This is important
If I were a different person, I would probably try to kill the way I feel about myself with drinking or drugs. I would go out and do self-destructive things, I would lose control, I would, for even just a few minutes, feel completely different. But I’m not that type of person – for one thing, I’m terrified of not being in control of myself. For another, I have a kid, which isn’t really conducive to that type of lifestyle. So instead I sit at home and seethe with anger at myself, anger at how stupid I am and anger at my inability to change. I sit and make a list of all the ways that I’m toxic to other people, all the ways that I’m unintentionally hurtful, all the ways that I keep fucking up.
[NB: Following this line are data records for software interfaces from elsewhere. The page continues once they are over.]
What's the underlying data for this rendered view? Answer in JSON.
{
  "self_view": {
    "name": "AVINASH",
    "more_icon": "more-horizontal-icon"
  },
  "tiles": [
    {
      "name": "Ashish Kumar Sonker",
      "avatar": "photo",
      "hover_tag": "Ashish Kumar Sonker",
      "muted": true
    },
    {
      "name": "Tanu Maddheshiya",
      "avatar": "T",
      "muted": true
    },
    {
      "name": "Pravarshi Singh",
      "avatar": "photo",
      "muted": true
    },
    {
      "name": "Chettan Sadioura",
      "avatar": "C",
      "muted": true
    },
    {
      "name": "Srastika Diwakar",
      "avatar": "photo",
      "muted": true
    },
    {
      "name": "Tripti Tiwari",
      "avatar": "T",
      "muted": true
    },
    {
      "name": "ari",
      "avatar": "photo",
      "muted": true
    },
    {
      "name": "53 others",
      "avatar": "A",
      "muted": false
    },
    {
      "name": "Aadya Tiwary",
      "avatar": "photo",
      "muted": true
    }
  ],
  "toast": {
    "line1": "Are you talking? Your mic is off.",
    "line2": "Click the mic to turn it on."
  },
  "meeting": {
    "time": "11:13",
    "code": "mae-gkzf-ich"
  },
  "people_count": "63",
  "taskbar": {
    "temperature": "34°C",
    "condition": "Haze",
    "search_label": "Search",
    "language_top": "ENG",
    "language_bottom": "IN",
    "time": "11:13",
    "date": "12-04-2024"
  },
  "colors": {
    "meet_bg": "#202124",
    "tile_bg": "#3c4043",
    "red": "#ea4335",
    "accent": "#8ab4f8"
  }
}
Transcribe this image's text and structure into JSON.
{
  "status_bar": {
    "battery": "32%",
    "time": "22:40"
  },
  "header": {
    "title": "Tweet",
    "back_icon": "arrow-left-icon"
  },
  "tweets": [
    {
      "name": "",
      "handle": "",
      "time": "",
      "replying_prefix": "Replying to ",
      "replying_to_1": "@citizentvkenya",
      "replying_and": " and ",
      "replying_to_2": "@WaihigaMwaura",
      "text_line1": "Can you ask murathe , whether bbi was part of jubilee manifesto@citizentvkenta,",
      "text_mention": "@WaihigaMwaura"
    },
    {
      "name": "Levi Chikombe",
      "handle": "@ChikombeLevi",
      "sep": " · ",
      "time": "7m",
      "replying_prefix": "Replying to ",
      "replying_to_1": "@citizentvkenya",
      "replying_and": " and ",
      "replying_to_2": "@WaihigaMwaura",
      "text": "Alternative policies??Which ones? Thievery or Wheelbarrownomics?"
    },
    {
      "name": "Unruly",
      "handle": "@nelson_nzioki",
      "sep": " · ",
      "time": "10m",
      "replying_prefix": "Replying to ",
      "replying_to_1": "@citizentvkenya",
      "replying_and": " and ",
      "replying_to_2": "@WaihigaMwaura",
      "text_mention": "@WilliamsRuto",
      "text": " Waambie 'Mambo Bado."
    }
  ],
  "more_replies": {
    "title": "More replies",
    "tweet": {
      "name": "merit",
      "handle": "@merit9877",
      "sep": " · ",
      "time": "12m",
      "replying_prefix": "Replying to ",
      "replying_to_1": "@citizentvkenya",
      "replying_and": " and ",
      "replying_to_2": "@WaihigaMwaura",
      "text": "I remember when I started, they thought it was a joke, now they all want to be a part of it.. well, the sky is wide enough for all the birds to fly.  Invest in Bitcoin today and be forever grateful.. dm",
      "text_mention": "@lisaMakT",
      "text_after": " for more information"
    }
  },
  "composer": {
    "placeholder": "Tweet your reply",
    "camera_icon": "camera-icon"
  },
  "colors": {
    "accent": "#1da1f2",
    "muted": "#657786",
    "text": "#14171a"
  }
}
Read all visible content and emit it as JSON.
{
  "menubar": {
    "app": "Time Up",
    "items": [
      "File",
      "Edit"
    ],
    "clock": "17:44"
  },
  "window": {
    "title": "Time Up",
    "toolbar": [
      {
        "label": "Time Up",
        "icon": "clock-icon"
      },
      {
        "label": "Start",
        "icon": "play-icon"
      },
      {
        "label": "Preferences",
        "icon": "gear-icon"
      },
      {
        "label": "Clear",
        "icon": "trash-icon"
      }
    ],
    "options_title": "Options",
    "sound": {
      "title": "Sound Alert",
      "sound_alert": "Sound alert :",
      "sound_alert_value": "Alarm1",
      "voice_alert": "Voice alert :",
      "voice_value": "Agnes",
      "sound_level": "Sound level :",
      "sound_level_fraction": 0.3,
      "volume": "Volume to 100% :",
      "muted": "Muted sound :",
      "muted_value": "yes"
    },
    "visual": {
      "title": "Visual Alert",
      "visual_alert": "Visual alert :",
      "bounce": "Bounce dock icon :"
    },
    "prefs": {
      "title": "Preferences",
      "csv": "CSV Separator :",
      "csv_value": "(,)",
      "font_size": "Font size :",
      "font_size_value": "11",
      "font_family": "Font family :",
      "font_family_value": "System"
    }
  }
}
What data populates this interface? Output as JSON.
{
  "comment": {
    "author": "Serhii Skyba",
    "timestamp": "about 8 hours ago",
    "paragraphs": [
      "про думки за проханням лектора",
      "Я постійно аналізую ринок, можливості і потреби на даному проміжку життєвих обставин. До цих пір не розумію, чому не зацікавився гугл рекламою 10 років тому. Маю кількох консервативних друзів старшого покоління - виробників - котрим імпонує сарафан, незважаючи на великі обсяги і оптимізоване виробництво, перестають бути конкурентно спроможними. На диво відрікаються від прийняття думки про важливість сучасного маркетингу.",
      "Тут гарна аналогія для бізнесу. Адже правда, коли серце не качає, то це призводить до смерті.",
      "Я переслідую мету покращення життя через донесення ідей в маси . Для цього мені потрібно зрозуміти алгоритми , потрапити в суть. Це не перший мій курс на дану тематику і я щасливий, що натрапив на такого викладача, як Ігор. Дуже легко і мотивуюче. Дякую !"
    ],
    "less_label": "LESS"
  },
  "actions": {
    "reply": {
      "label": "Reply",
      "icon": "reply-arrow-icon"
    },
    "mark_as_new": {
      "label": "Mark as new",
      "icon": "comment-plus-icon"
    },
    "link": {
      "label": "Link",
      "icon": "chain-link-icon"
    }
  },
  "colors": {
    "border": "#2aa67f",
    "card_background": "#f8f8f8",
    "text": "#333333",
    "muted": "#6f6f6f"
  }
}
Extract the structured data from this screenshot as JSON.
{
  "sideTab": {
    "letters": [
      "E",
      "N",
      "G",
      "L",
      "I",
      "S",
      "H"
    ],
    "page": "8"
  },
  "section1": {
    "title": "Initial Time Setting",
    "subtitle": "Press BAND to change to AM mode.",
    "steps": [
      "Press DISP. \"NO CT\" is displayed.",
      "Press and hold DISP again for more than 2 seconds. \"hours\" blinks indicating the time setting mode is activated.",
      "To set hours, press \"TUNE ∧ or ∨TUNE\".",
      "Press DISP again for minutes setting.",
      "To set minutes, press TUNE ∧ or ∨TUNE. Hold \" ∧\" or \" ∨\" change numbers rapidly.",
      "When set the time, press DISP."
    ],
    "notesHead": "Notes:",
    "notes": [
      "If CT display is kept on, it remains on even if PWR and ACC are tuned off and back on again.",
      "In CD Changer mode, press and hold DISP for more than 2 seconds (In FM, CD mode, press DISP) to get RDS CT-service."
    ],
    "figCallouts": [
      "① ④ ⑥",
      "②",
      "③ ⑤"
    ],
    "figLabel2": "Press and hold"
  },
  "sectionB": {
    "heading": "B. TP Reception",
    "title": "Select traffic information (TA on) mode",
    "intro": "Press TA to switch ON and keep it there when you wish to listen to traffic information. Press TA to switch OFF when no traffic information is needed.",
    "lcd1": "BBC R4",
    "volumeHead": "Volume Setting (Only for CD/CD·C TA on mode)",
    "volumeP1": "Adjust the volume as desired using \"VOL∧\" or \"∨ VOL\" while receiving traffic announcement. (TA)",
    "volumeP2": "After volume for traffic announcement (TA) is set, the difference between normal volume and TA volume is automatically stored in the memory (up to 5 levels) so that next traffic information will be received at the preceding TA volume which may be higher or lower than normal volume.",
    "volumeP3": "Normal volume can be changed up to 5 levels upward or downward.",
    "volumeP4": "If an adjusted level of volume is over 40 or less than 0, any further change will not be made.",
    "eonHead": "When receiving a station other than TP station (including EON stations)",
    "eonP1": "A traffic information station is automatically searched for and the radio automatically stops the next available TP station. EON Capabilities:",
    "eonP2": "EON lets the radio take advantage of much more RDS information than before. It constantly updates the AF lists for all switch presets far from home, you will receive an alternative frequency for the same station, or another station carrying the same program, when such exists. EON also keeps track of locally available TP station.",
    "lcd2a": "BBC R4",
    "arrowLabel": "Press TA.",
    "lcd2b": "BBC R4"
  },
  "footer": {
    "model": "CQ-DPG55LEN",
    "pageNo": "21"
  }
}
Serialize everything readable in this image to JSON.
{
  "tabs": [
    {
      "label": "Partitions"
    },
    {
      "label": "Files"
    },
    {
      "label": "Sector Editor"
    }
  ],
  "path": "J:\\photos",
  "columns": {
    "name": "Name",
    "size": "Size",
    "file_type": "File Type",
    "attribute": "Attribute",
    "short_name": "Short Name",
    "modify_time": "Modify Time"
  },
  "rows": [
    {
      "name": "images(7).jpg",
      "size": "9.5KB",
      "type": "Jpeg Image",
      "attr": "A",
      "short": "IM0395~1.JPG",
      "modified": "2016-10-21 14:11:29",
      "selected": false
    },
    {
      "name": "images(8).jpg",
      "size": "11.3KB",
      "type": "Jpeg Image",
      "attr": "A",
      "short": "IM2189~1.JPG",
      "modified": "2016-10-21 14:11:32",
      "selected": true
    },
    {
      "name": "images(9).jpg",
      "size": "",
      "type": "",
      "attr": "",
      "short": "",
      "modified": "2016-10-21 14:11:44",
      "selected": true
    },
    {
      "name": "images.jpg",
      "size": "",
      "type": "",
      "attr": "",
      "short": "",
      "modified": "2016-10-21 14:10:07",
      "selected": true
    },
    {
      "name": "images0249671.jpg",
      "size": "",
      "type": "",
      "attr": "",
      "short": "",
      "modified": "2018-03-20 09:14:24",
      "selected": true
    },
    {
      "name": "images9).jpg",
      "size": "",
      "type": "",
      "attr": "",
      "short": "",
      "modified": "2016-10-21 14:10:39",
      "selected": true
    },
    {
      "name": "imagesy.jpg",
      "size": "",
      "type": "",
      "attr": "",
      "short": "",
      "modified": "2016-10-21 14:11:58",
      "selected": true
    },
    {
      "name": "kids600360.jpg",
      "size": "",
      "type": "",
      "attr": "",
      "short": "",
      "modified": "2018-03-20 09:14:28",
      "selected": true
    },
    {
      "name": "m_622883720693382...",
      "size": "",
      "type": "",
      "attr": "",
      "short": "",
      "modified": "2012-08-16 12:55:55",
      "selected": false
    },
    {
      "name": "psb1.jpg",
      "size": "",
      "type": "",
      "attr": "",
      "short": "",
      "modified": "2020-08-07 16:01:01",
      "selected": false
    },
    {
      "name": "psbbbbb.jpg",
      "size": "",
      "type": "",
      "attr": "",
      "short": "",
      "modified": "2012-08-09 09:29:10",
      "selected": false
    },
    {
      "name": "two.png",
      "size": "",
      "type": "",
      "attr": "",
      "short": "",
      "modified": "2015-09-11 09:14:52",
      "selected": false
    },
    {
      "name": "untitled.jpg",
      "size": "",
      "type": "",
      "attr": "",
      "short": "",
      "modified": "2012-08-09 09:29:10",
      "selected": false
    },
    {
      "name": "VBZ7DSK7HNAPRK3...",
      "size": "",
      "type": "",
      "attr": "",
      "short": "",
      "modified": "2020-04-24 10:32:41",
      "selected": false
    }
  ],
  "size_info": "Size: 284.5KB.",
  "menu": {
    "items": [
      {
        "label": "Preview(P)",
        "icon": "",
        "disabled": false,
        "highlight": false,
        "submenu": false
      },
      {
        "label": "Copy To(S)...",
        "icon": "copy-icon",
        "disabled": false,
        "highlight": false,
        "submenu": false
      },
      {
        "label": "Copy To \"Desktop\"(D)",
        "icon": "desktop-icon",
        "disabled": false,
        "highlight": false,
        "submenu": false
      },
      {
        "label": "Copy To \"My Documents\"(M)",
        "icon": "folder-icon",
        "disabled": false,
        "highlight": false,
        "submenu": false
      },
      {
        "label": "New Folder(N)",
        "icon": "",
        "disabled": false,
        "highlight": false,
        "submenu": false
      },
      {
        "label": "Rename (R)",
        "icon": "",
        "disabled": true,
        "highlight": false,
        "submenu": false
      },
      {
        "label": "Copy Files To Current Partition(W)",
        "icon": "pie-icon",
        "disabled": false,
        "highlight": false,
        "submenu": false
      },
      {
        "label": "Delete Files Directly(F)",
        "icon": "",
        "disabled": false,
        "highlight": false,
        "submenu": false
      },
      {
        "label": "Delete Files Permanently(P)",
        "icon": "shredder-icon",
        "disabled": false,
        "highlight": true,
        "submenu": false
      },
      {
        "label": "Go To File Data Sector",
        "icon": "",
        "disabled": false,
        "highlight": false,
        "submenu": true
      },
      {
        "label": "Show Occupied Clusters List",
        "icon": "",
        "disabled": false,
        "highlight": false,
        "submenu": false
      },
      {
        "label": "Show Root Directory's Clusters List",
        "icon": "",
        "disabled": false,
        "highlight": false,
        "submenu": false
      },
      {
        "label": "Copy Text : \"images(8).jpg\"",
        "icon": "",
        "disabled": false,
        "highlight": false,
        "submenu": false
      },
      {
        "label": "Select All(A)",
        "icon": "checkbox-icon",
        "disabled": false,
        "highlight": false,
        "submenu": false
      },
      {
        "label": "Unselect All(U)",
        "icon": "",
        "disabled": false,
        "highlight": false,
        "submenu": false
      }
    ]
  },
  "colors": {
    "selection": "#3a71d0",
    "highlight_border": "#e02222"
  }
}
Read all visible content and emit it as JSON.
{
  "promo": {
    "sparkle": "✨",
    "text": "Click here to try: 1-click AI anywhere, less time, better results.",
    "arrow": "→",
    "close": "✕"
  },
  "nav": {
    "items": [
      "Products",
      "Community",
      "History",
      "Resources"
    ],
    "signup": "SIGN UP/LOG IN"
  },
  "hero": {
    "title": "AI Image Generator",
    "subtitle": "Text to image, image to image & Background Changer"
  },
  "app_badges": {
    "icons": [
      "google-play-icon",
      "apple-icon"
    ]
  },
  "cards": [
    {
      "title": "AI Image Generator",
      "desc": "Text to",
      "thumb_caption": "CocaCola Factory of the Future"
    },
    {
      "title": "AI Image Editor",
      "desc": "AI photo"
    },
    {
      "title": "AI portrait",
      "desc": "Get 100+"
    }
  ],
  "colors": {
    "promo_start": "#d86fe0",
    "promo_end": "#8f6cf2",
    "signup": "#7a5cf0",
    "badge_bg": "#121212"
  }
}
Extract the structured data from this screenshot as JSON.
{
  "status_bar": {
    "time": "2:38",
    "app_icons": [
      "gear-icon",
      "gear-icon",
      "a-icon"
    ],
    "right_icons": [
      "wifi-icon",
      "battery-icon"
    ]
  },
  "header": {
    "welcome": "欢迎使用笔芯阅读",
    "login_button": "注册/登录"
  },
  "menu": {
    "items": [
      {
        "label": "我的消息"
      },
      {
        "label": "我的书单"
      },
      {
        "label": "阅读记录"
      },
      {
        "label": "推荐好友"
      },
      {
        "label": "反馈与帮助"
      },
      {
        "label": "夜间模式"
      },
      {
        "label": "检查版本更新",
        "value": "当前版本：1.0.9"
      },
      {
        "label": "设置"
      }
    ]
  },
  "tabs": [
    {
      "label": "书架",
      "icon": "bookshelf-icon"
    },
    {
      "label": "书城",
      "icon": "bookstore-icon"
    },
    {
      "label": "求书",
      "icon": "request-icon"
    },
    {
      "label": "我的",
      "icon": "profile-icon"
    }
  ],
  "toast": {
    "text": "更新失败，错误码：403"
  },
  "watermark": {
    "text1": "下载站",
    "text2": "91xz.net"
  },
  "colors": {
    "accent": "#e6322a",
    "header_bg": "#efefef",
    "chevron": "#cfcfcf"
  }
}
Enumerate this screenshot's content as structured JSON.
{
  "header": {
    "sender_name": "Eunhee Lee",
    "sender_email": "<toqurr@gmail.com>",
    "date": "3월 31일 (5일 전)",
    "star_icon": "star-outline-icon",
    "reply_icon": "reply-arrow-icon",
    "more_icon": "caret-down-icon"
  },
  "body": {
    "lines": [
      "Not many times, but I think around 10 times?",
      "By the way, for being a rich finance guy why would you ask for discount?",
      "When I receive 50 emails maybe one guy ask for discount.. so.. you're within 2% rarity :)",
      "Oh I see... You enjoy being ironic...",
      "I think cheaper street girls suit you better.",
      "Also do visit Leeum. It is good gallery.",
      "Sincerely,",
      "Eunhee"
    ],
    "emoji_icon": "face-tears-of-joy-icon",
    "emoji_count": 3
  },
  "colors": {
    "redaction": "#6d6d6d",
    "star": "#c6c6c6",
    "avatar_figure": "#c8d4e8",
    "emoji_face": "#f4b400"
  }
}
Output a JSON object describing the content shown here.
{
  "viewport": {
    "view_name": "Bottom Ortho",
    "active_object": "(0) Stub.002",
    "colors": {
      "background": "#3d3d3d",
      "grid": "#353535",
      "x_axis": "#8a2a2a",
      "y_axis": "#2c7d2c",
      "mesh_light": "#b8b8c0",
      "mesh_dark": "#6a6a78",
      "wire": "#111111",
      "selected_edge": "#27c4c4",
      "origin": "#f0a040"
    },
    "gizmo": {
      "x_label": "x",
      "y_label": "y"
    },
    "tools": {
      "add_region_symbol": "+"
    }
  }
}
This is my life.
"In the beginning, all women had to prove that we could be equal to men in armed struggle. So we wanted to be like men - even in our appearance… I no longer think it’s necessary to prove ourselves as women by imitating men. I have learned that a woman can be a fighter, a freedom fighter, a political activist, and that she can fall in love, and be loved, she can be married, have children, be a mother… Revolution must mean life also; every aspect of life." Leila Khaled (born 1944)